+	/* First call, save all the details */
+	if (count == 1) {
+		current->mce_addr = m->addr;
+		current->mce_kflags = m->kflags;
+		current->mce_ripv = !!(m->mcgstatus & MCG_STATUS_RIPV);
+		current->mce_whole_page = whole_page(m);
+	}
+
+	/* Ten is likley overkill. Don't expect more than two faults before task_work() */
+	if (count > 10)
+		mce_panic("Too many machine checks while accessing user data", m, msg);
+
+	/* Second or later call, make sure page address matches the one from first call */
+	if (count > 1 && (current->mce_addr >> PAGE_SHIFT) != (m->addr >> PAGE_SHIFT))
+		mce_panic("Machine checks to different user pages", m, msg);
+
+	/* Do not call task_work_add() more than once */
+	if (count > 1)
+		return;
 
 	if (kill_current_task)
 		current->mce_kill_me.func = kill_me_now;
@@ -1414,7 +1435,7 @@  noinstr void do_machine_check(struct pt_regs *regs)
 		/* If this triggers there is no way to recover.

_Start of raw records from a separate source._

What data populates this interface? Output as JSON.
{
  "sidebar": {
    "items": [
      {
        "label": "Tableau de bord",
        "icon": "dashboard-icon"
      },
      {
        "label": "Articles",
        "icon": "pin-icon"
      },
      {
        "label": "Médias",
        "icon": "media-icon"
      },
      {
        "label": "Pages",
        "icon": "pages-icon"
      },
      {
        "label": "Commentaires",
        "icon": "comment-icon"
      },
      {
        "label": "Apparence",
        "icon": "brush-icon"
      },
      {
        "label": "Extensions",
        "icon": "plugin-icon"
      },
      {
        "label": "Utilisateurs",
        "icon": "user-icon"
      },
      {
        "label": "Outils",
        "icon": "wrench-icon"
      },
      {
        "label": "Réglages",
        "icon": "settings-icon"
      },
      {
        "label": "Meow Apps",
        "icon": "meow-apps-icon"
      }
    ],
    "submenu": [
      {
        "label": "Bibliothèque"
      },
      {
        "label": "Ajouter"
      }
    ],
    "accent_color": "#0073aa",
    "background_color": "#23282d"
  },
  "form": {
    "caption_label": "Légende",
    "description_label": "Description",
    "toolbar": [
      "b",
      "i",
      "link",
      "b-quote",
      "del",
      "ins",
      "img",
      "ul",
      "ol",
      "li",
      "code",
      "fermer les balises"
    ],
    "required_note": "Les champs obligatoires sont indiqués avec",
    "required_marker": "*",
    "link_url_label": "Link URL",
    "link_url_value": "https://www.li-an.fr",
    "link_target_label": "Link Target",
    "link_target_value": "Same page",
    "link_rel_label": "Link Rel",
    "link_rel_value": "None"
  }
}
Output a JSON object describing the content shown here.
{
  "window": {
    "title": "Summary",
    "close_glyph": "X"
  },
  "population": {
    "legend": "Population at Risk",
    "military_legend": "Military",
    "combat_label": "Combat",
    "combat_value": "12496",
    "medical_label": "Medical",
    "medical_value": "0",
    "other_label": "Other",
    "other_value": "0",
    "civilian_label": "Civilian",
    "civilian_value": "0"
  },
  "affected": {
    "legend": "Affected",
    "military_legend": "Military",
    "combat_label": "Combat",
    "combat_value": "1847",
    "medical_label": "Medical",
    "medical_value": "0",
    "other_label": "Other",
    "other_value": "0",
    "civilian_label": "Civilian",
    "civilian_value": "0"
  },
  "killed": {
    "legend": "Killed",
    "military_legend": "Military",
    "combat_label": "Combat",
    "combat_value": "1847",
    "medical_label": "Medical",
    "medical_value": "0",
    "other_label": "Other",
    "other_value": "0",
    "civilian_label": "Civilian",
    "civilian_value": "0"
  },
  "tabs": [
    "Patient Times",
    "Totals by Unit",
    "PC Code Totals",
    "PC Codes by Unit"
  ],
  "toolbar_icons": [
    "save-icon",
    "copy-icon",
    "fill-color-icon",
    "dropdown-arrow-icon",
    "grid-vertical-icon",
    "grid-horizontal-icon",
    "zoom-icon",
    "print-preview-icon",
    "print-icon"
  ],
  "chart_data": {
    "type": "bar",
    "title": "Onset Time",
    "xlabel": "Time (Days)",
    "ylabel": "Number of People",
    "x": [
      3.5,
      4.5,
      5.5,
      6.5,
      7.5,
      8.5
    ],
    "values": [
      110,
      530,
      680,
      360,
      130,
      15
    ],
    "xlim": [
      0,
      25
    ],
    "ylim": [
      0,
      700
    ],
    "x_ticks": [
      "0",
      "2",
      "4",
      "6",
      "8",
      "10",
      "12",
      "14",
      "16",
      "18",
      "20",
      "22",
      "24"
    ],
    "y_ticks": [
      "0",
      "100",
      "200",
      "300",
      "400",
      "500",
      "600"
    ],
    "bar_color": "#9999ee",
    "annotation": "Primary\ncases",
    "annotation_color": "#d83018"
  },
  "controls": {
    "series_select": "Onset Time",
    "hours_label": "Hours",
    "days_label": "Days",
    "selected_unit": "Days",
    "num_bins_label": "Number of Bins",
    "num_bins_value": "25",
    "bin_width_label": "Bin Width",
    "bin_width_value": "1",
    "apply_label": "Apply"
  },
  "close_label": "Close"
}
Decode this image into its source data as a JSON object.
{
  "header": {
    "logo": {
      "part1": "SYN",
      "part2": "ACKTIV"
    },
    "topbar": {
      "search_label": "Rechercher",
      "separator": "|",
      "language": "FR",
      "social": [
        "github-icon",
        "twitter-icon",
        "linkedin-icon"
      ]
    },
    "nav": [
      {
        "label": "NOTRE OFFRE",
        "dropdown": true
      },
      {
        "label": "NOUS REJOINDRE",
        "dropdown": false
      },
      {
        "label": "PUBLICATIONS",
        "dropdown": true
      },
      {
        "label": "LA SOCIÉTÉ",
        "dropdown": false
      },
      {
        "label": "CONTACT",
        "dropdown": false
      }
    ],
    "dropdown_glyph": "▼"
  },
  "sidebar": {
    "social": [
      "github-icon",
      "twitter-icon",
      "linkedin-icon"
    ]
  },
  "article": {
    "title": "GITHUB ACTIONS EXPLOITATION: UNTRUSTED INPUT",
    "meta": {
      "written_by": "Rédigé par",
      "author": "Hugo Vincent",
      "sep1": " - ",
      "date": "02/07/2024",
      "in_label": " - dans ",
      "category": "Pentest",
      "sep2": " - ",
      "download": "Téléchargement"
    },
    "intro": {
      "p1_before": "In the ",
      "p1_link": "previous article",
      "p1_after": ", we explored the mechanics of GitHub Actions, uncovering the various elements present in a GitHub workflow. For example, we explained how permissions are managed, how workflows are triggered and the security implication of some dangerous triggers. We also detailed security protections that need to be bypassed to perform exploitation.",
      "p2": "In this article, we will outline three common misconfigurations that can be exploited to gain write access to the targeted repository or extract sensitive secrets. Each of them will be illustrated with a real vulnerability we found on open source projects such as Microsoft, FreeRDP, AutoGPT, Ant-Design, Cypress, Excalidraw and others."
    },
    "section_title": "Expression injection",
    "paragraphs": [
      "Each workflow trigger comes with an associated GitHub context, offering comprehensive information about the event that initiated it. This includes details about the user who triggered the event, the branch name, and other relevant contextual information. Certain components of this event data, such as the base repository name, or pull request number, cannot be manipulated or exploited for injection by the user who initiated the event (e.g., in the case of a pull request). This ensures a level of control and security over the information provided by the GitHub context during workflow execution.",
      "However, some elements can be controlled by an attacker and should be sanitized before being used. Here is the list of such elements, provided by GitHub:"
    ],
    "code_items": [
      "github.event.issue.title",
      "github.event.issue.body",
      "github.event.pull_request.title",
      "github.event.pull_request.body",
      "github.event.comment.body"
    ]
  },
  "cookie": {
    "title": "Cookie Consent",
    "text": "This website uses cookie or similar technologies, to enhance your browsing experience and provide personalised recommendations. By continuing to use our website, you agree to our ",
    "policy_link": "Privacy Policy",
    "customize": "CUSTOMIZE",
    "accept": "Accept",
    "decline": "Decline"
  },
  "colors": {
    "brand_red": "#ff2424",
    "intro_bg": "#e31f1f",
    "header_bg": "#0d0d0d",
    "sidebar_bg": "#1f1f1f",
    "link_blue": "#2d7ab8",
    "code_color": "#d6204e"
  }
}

Die hard. */
 		BUG_ON(!on_thread_stack() || !user_mode(regs));
 
-		queue_task_work(&m, kill_current_task);
+		queue_task_work(&m, msg, kill_current_task);
 
 	} else {
 		/*
@@ -1432,7 +1453,7 @@  noinstr void do_machine_check(struct pt_regs *regs)
 		}
 
 		if (m.kflags & MCE_IN_KERNEL_COPYIN)
-			queue_task_work(&m, kill_current_task);
+			queue_task_work(&m, msg, kill_current_task);
 	}
 out:
 	mce_wrmsrl(MSR_IA32_MCG_STATUS, 0);
diff --git a/include/linux/sched.h b/include/linux/sched.h
index 6e3a5eeec509..386366c9c757 100644
--- a/include/linux/sched.h
+++ b/include/linux/sched.h
@@ -1362,6 +1362,7 @@  struct task_struct {
 					mce_whole_page : 1,
 					__mce_reserved : 62;
 	struct callback_head		mce_kill_me;
+	int				mce_count;
 #endif
 
 #ifdef CONFIG_KRETPROBES